The Bill of Material is a critical component of the planning process in manufacturing for any industry. This comprehensive list of components and equipment required to manufacture a product can fluctuate depending on cost, availability, and capacity. For original equipment manufacturers (OEMs), outsourcing a level up the Bill of Materials might prove to be beneficial.
Industry predictions indicate that manufacturing will grow faster than the general economy*. Growth in areas such as global aircraft manufacturing is projected to spike from the less than 4% rise seen from 2013-2017 to nearly 9.5% from 2017 until 2021. These high manufacturing expectations are bound to cause an increase in production needs for OEMs. But how do you best scale up production without falling victim to overspending on inventory or finding yourself unable to fill orders due to long lead-times and or lack of capacity?
With the news of backlogs at record highs this year, industry OEMs and suppliers are looking for ways to ramp up production to meet demand. Meeting these needs can become challenging when fulfillment issues arise. According to forecast experts like Deloitte, manufacturers in 2019 should be focused on strengthening their supply chains, more effectively managing projects, and leveraging advanced technology to increase efficiency. As OEMs and suppliers both contemplate ways to meet demand, here are a few things all procurement professionals should look for in suppliers to prevent fulfillment pitfalls.
The global light rail industry is forecasted to reach $4.97 billion by 2026, growing at an annual rate of 9.8%. While Europe continues to maintain the highest market growth, the recent rise in light rail passengers across major U.S. cities has led to approvals for light rail extension projects throughout the country — expecting to drive market growth even further. Light rail vehicles produced by companies like Bombardier, Siemens, Kawasaki, Hitachi, Alstom, Ansaldo, and others are expanding across the nation due to advancements in areas like noise reduction, comfort and safety.
Lack of capacity, along with rising operating costs and increased competitive pressures, have caused companies to explore the option of contract manufacturing for their products. Contract manufacturing outsources certain manufacturing operations to a third-party, passing on the responsibility for materials, capital, equipment, staff, and software.
Imagine notifying your two largest customers that their lines will be down because you won’t be able to deliver their products for 16 weeks. Imagine the daily conference calls, site visits, audits, and over-time costs while your organization is turned upside down trying to deliver product, all for one simple reason: a key part of the process was never formally documented on an assembly that is newly outsourced, or outsourced from a new supplier.
In developing standardized procurement processes, operations and purchasing decision-makers should consider strategic sourcing as a part of their procurement best practices. However, they should keep in mind that strategic sourcing is not a single project but rather a key continuous process.
For those companies sincere about establishing control over their supply chains, incorporating strategic sourcing principles should be evaluated. Decision makers must ask: Do we control our supply chain, or does our supply chain control us?
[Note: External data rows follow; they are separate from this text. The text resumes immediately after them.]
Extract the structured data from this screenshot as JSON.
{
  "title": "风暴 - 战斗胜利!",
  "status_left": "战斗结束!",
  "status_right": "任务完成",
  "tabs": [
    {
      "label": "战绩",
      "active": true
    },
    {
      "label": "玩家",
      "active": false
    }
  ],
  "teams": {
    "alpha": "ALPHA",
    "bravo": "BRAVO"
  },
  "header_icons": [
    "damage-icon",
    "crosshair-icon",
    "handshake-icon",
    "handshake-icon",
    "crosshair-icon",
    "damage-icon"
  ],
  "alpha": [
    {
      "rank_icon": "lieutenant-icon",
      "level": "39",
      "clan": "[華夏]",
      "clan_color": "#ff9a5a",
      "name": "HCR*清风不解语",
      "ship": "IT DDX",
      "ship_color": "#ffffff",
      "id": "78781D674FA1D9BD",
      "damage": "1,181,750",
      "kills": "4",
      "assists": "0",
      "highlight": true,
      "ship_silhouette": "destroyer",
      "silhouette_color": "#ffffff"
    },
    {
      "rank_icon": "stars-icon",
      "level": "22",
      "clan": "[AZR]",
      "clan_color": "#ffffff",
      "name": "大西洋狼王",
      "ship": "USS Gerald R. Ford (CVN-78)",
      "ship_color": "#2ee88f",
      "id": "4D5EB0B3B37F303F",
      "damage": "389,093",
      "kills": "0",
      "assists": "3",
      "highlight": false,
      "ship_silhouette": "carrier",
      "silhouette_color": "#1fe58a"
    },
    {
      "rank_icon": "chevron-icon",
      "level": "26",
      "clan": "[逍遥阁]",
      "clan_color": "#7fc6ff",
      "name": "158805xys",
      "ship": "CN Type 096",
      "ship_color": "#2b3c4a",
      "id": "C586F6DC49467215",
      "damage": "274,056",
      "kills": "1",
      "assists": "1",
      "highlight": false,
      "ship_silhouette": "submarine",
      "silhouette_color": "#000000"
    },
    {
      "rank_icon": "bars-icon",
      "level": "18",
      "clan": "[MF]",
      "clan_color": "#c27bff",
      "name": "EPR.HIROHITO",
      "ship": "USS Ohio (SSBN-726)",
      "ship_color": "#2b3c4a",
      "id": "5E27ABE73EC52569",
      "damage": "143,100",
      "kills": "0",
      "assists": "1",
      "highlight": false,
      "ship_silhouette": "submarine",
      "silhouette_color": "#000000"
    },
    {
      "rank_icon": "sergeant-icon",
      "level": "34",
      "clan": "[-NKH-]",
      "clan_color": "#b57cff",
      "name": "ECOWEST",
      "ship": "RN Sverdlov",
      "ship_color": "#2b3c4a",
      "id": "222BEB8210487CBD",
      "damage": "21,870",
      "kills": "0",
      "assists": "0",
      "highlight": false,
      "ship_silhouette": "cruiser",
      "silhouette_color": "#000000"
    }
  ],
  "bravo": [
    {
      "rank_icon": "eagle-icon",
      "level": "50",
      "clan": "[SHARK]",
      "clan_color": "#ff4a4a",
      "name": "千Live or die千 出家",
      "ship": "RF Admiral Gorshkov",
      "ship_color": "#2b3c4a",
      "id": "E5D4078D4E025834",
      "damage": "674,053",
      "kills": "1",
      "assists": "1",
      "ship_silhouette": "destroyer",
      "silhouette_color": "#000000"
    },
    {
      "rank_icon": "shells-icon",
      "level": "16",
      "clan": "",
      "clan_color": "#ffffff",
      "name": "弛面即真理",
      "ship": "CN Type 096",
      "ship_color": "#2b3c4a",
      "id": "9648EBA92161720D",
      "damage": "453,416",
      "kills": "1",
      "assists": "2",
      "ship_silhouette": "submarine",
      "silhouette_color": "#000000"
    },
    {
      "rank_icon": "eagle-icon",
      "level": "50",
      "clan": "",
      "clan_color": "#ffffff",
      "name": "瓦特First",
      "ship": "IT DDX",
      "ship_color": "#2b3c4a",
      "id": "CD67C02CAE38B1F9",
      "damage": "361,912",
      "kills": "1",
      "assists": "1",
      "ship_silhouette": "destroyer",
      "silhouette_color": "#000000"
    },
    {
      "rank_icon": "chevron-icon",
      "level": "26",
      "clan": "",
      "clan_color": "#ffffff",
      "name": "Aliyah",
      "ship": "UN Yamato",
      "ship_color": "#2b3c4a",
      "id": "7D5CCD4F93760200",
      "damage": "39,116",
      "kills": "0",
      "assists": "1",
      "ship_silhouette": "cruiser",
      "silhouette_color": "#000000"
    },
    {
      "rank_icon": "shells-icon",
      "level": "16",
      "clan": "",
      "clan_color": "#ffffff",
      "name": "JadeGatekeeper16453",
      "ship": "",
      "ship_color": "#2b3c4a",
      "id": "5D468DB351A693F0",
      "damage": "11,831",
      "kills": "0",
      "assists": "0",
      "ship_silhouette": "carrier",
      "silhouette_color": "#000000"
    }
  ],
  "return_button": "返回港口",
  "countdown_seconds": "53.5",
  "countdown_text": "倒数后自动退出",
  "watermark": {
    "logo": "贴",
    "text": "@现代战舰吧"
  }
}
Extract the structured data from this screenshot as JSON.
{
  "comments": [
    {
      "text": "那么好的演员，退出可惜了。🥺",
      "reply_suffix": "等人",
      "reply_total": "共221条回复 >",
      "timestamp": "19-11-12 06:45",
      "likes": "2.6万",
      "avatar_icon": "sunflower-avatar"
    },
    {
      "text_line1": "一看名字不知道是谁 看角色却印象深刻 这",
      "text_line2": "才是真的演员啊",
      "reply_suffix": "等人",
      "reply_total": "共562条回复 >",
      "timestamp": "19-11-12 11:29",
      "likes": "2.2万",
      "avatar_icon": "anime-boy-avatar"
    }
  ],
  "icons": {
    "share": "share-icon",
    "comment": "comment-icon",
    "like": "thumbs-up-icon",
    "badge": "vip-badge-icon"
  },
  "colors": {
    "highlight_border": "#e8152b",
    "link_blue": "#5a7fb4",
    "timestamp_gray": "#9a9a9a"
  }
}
Understanding Turnkey Manufacturing
Turnkey manufacturing solutions are a common outsourcing practice. The term refers to outsourcing production to a single manufacturing partner who controls the process from beginning to end. Companies choose this model because it eliminates the hassle of managing relationships with multiple vendors, making it is as simple as “turning a key” to complete a project.
Original equipment manufacturers (OEMs) in the aerospace and military defense industries rely on efficient integration of many different parts with little margin for error. As a result, effective aerospace and military manufacturing relies heavily on maintaining good business relationships between different buyers and suppliers on the production chain.
Creating a quality product doesn’t just end with the manufacturing phase. Choosing the best packaging and shipping options to meet a client’s needs is also an important step in ensuring a product reaches the client in the same state it left the facility. Components are packaged according to specific standards and or client guidelines, and these may include special instructions or specifications, as well as quality assurance measures taken during the manufacturing and packaging process. A variety of packaging options can be used to achieve this goal, including ESD packaging and 3D-printed covers, as well as other more traditional packing products.